Schenectady Council vote set on parking fee plan
Rates up to $10 eyed for events
SCHENECTADY It might soon cost a lot more to stop for a burrito during a Proctors musical.
That 15-minute stop for takeout could cost up to $10, according to a new parking fee that the City Council will vote on Oct. 15.
If it passes, the city could set a flat fee of up to $10 for every parking space near Proctors during events. Mayor Gary McCarthy said he likely wouldn’t implement that change for six months.
The parking lots near Proctors already charge $10 during events. The parking garage is always free.
Some theatergoers try to snag a metered spot on the street instead, since they are currently only $1 an hour. The meters are also free after 6 p.m., so savvy parkers circle the downtown, searching for an open spot to park for free just before their show.
Under the proposed new rates, the mayor would be able to increase the fee on those spaces to any amount up to $10 during events. That would make the pricing fair for all theatergoers who try to park near the theater — but it would be a substantial increase for those who simply want to stop briefly downtown to make a purchase.
The council will also vote next week on a maximum hourly parking fee for non-event periods. In committee Monday, the council agreed that maximum should be $1.50.
The council stressed that the mayor could choose any lower amount — including $0 — for any time period. The mayor could also change the parking stations regularly, adjusting the fee in response to traffic downtown.
Each change will cost the city $100 per parking station. The city is installing 19 stations, to replace 147 parking meters downtown.
The plan has an obvious problem if the city plans to makes a lot of one-day changes: If all 147 parking spaces were occupied at $10 for the night, the city would rake in $1,470, but it cost the city $1,900 to change the fee, a $430 loss. But the city is hoping to get the cost reduced if it buys more parking stations.

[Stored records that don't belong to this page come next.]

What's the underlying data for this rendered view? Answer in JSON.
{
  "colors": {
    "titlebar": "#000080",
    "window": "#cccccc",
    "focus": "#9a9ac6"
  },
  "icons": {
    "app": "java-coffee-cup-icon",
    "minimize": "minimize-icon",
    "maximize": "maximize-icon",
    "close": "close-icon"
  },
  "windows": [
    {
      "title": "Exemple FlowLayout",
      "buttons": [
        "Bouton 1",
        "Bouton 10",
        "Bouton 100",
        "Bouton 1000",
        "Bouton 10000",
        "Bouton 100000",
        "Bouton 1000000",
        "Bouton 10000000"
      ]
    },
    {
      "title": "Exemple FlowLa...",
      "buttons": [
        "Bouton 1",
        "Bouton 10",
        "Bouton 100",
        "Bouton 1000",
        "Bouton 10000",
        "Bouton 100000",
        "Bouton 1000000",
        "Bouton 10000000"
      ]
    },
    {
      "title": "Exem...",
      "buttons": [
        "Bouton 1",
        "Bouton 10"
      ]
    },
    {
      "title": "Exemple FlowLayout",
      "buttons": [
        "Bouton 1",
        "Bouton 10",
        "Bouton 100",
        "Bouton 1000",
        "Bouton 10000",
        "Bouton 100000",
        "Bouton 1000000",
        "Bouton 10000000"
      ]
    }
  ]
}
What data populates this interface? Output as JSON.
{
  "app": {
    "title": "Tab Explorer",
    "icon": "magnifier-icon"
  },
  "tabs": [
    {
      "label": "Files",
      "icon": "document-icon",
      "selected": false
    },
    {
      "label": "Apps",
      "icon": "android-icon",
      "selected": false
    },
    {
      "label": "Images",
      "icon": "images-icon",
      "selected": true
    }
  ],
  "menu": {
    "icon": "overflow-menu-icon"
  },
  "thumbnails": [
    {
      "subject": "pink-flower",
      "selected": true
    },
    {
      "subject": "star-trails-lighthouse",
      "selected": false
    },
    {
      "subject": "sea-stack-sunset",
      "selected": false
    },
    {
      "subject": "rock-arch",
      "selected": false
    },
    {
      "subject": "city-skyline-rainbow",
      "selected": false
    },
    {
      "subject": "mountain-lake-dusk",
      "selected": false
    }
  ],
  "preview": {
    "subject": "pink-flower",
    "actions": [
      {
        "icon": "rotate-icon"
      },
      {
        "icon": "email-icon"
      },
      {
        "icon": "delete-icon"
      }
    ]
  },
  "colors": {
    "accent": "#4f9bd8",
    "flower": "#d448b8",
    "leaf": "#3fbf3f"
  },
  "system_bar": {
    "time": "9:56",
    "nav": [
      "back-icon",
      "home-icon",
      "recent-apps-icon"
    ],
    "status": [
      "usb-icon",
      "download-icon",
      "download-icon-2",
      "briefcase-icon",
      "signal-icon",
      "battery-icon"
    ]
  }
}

Council members were clearly reluctant to pick rates Monday. They have postponed the decision for months, and finally McCarthy told them they had run out of time.
“You have to do something or the meters will be programmed with the current rate and we’ll have to turn around and pay to get them reprogrammed,” he said.
Still, council members said they didn’t want to raise the current maximum of $1.25 per hour.
“That’s the highest rate I’ve ever paid” in the area, said Councilwoman Leesa Perazzo.
Councilman Carl Erikson added that “the administration” should ask for specific rates.
“All I would ask is you make a decision,” he said, adding that the rate was the council’s choice.
Finally, Council President Margaret King said the discussion clearly revolved around a $1.50 hourly maximum and a new flat fee of up to $10 for events, and called for a committee vote. It passed, placing the item on the agenda for the full council vote.
McCarthy said later that he would phase in the fee changes slowly.
“This whole thing is building flexibility into the system. Let people use ‘em, get a feel for them. You don’t put in a two-tiered price system [right away],” he said.